## [TASK BRIEF]
Counting every line in the entries below where the word "click" occurs, report how many there are. Give only that number.

## [SUPPLIED INFORMATION]
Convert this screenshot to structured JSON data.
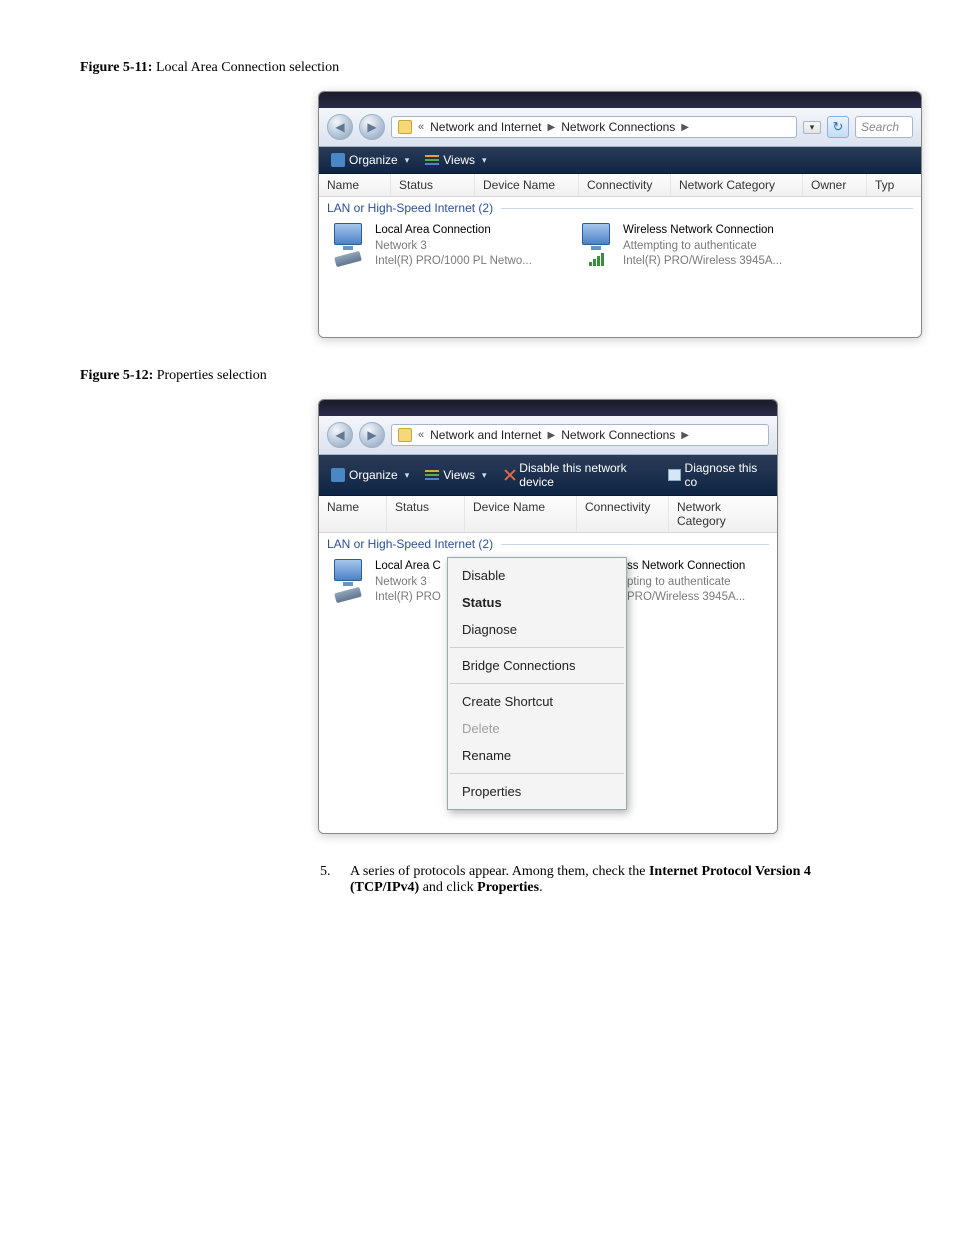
{
  "fig1": {
    "label": "Figure 5-11:",
    "caption": "Local Area Connection selection"
  },
  "fig2": {
    "label": "Figure 5-12:",
    "caption": "Properties selection"
  },
  "breadcrumb": {
    "chevrons": "«",
    "item1": "Network and Internet",
    "item2": "Network Connections",
    "search_placeholder": "Search"
  },
  "cmdbar": {
    "organize": "Organize",
    "views": "Views",
    "disable": "Disable this network device",
    "diagnose": "Diagnose this co"
  },
  "columns": {
    "name": "Name",
    "status": "Status",
    "device": "Device Name",
    "connectivity": "Connectivity",
    "category": "Network Category",
    "owner": "Owner",
    "type": "Typ"
  },
  "group_header": "LAN or High-Speed Internet (2)",
  "conn_lan": {
    "name": "Local Area Connection",
    "status": "Network 3",
    "device": "Intel(R) PRO/1000 PL Netwo..."
  },
  "conn_wifi": {
    "name": "Wireless Network Connection",
    "status": "Attempting to authenticate",
    "device": "Intel(R) PRO/Wireless 3945A..."
  },
  "conn_lan2": {
    "name": "Local Area C",
    "status": "Network 3",
    "device": "Intel(R) PRO"
  },
  "conn_wifi2": {
    "name_part": "ss Network Connection",
    "status_part": "pting to authenticate",
    "device_part": "PRO/Wireless 3945A..."
  },
  "context_menu": {
    "disable": "Disable",
    "status": "Status",
    "diagnose": "Diagnose",
    "bridge": "Bridge Connections",
    "shortcut": "Create Shortcut",
    "delete": "Delete",
    "rename": "Rename",
    "properties": "Properties"
  },
  "step5": {
    "num": "5.",
    "text_a": "A series of protocols appear. Among them, check the ",
    "text_b": "Internet Protocol Version 4 (TCP/IPv4)",
    "text_c": " and click ",
    "text_d": "Properties",
    "text_e": "."
  }
}
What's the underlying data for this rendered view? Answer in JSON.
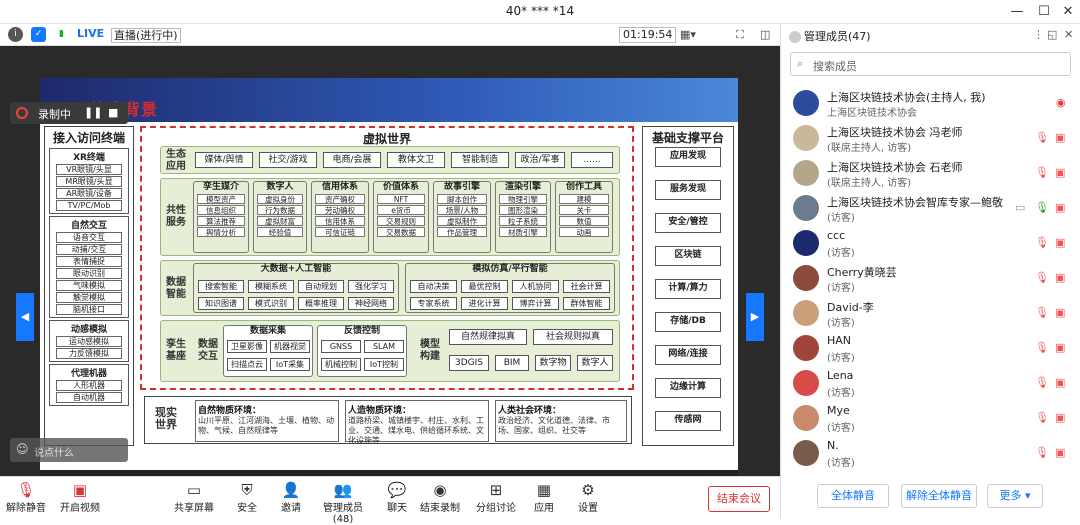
{
  "window": {
    "title": "40* *** *14"
  },
  "topbar": {
    "live": "LIVE",
    "stream_status": "直播(进行中)",
    "timer": "01:19:54"
  },
  "recording": {
    "status": "录制中"
  },
  "slide": {
    "title": "技术背景",
    "access": {
      "title": "接入访问终端",
      "groups": [
        {
          "title": "XR终端",
          "items": [
            "VR眼镜/头显",
            "MR眼镜/头显",
            "AR眼镜/设备",
            "TV/PC/Mob"
          ]
        },
        {
          "title": "自然交互",
          "items": [
            "语音交互",
            "动捕/交互",
            "表情捕捉",
            "眼动识别",
            "气味模拟",
            "触觉模拟",
            "脑机接口"
          ]
        },
        {
          "title": "动感模拟",
          "items": [
            "运动感模拟",
            "力反馈模拟"
          ]
        },
        {
          "title": "代理机器",
          "items": [
            "人形机器",
            "自动机器"
          ]
        }
      ]
    },
    "virtual": {
      "title": "虚拟世界",
      "eco": {
        "label": "生态应用",
        "items": [
          "媒体/舆情",
          "社交/游戏",
          "电商/会展",
          "教体文卫",
          "智能制造",
          "政治/军事",
          "......"
        ]
      },
      "shared": {
        "label": "共性服务",
        "blocks": [
          {
            "title": "孪生媒介",
            "items": [
              "模型资产",
              "信息组织",
              "算法推荐",
              "舆情分析"
            ]
          },
          {
            "title": "数字人",
            "items": [
              "虚拟身份",
              "行为数据",
              "虚拟财富",
              "经验值"
            ]
          },
          {
            "title": "信用体系",
            "items": [
              "资产确权",
              "劳动确权",
              "信用体系",
              "可信证链"
            ]
          },
          {
            "title": "价值体系",
            "items": [
              "NFT",
              "e货币",
              "交易规则",
              "交易数据"
            ]
          },
          {
            "title": "故事引擎",
            "items": [
              "脚本创作",
              "场景/人物",
              "虚拟制作",
              "作品管理"
            ]
          },
          {
            "title": "渲染引擎",
            "items": [
              "物理引擎",
              "图形渲染",
              "粒子系统",
              "材质引擎"
            ]
          },
          {
            "title": "创作工具",
            "items": [
              "建模",
              "关卡",
              "数值",
              "动画"
            ]
          }
        ]
      },
      "intel": {
        "label": "数据智能",
        "ai": {
          "title": "大数据+人工智能",
          "row1": [
            "搜索智能",
            "模糊系统",
            "自动规划",
            "强化学习"
          ],
          "row2": [
            "知识图谱",
            "模式识别",
            "概率推理",
            "神经网络"
          ]
        },
        "sim": {
          "title": "模拟仿真/平行智能",
          "row1": [
            "自动决策",
            "最优控制",
            "人机协同",
            "社会计算"
          ],
          "row2": [
            "专家系统",
            "进化计算",
            "博弈计算",
            "群体智能"
          ]
        }
      },
      "twin": {
        "label": "孪生基座",
        "data_label": "数据交互",
        "collect": {
          "title": "数据采集",
          "items": [
            "卫星影像",
            "机器视觉",
            "扫描点云",
            "IoT采集"
          ]
        },
        "feedback": {
          "title": "反馈控制",
          "items": [
            "GNSS",
            "SLAM",
            "机械控制",
            "IoT控制"
          ]
        },
        "model_label": "模型构建",
        "models": [
          "自然规律拟真",
          "社会规则拟真",
          "3DGIS",
          "BIM",
          "数字物",
          "数字人"
        ]
      }
    },
    "real": {
      "title": "现实世界",
      "boxes": [
        {
          "title": "自然物质环境：",
          "text": "山川平原、江河湖海、土壤、植物、动物、气候、自然规律等"
        },
        {
          "title": "人造物质环境：",
          "text": "道路桥梁、城镇楼宇、村庄、水利、工业、交通、煤水电、供给循环系统、文化设施等"
        },
        {
          "title": "人类社会环境：",
          "text": "政治经济、文化道德、法律、市场、国家、组织、社交等"
        }
      ]
    },
    "infra": {
      "title": "基础支撑平台",
      "items": [
        "应用发现",
        "服务发现",
        "安全/管控",
        "区块链",
        "计算/算力",
        "存储/DB",
        "网络/连接",
        "边缘计算",
        "传感网"
      ]
    }
  },
  "comment": {
    "placeholder": "说点什么"
  },
  "toolbar": {
    "items": [
      "解除静音",
      "开启视频",
      "共享屏幕",
      "安全",
      "邀请",
      "管理成员(48)",
      "聊天",
      "结束录制",
      "分组讨论",
      "应用",
      "设置"
    ],
    "end": "结束会议"
  },
  "panel": {
    "title": "管理成员(47)",
    "search_placeholder": "搜索成员",
    "members": [
      {
        "name": "上海区块链技术协会(主持人, 我)",
        "role": "上海区块链技术协会"
      },
      {
        "name": "上海区块链技术协会 冯老师",
        "role": "(联席主持人, 访客)"
      },
      {
        "name": "上海区块链技术协会 石老师",
        "role": "(联席主持人, 访客)"
      },
      {
        "name": "上海区块链技术协会智库专家—鲍敬",
        "role": "(访客)"
      },
      {
        "name": "ccc",
        "role": "(访客)"
      },
      {
        "name": "Cherry黄晓芸",
        "role": "(访客)"
      },
      {
        "name": "David-李",
        "role": "(访客)"
      },
      {
        "name": "HAN",
        "role": "(访客)"
      },
      {
        "name": "Lena",
        "role": "(访客)"
      },
      {
        "name": "Mye",
        "role": "(访客)"
      },
      {
        "name": "N.",
        "role": "(访客)"
      }
    ],
    "btn_mute_all": "全体静音",
    "btn_unmute_all": "解除全体静音",
    "btn_more": "更多"
  }
}
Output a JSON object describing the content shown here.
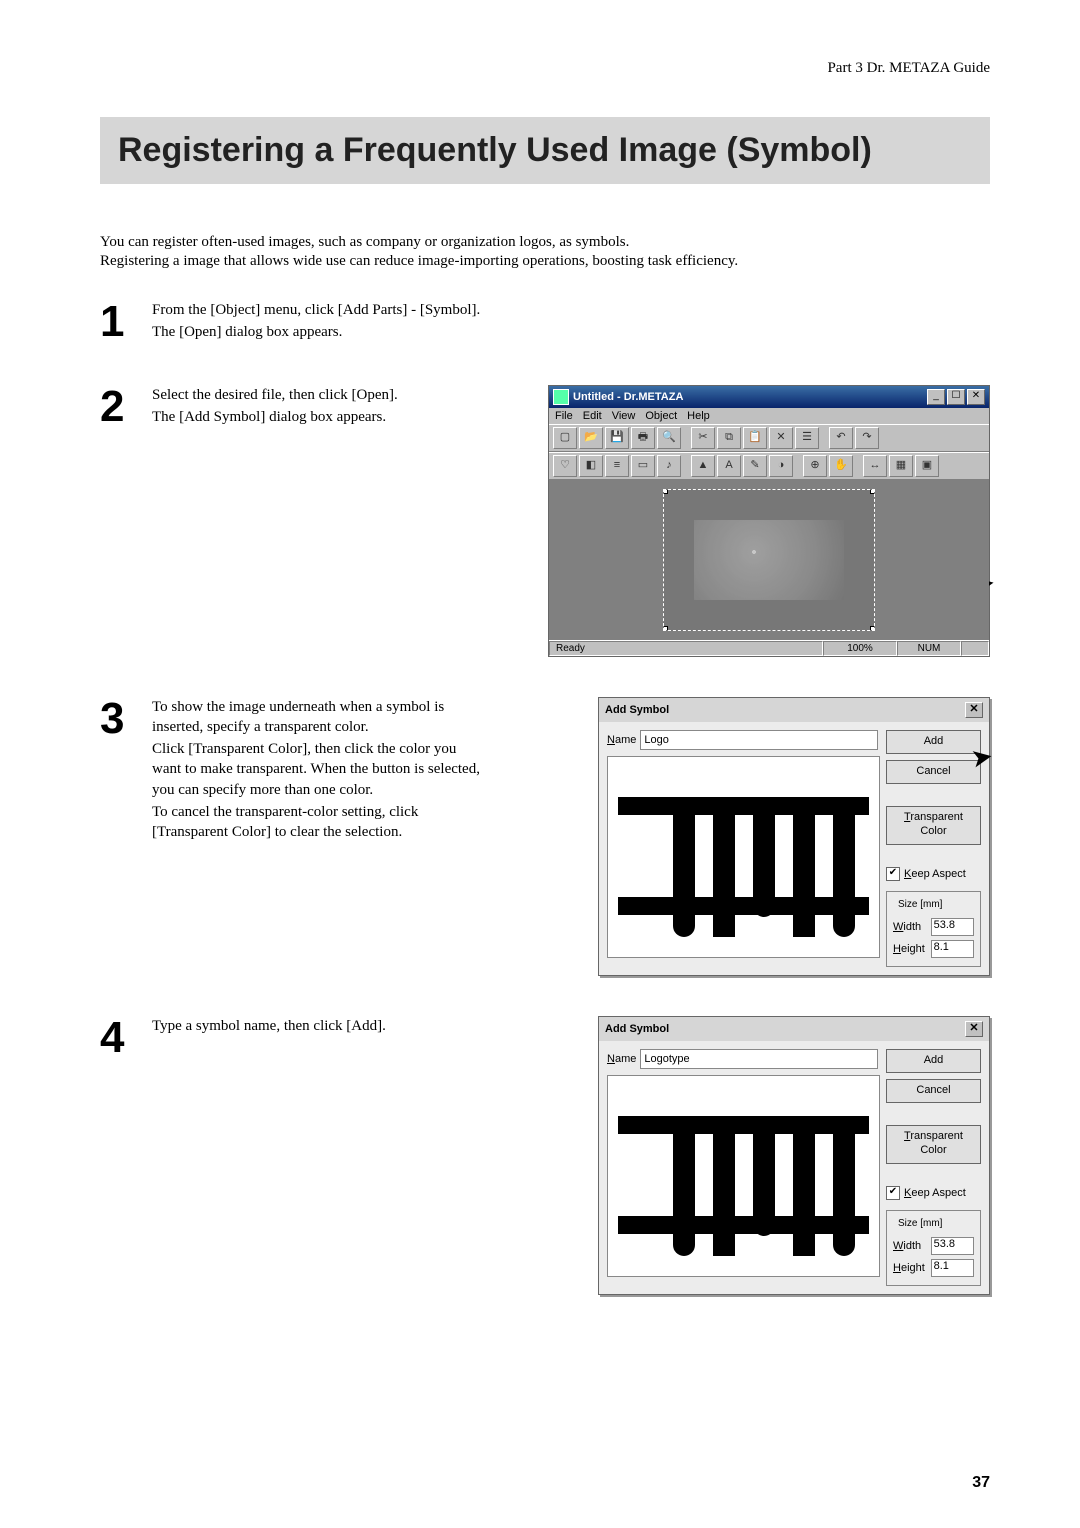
{
  "running_head": "Part 3  Dr. METAZA Guide",
  "page_title": "Registering a Frequently Used Image (Symbol)",
  "intro": {
    "line1": "You can register often-used images, such as company or organization logos, as symbols.",
    "line2": "Registering a image that allows wide use can reduce image-importing operations, boosting task efficiency."
  },
  "steps": {
    "s1": {
      "num": "1",
      "l1": "From the [Object] menu, click [Add Parts] - [Symbol].",
      "l2": "The [Open] dialog box appears."
    },
    "s2": {
      "num": "2",
      "l1": "Select the desired file, then click [Open].",
      "l2": "The [Add Symbol] dialog box appears."
    },
    "s3": {
      "num": "3",
      "l1": "To show the image underneath when a symbol is inserted, specify a transparent color.",
      "l2": "Click [Transparent Color], then click the color you want to make transparent. When the button is selected, you can specify more than one color.",
      "l3": "To cancel the transparent-color setting, click [Transparent Color] to clear the selection."
    },
    "s4": {
      "num": "4",
      "l1": "Type a symbol name, then click [Add]."
    }
  },
  "app_window": {
    "title": "Untitled - Dr.METAZA",
    "menu": {
      "file": "File",
      "edit": "Edit",
      "view": "View",
      "object": "Object",
      "help": "Help"
    },
    "status": {
      "ready": "Ready",
      "zoom": "100%",
      "num": "NUM"
    }
  },
  "dialog": {
    "title": "Add Symbol",
    "name_label_prefix": "N",
    "name_label_rest": "ame",
    "add_label": "Add",
    "cancel_label": "Cancel",
    "trans_label_prefix": "T",
    "trans_label_rest": "ransparent\nColor",
    "keep_prefix": "K",
    "keep_rest": "eep Aspect",
    "size_legend": "Size [mm]",
    "width_prefix": "W",
    "width_rest": "idth",
    "width_val": "53.8",
    "height_prefix": "H",
    "height_rest": "eight",
    "height_val": "8.1",
    "name_value_step3": "Logo",
    "name_value_step4": "Logotype"
  },
  "page_number": "37"
}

## [RESPONSE TO THIS EXERCISE]
6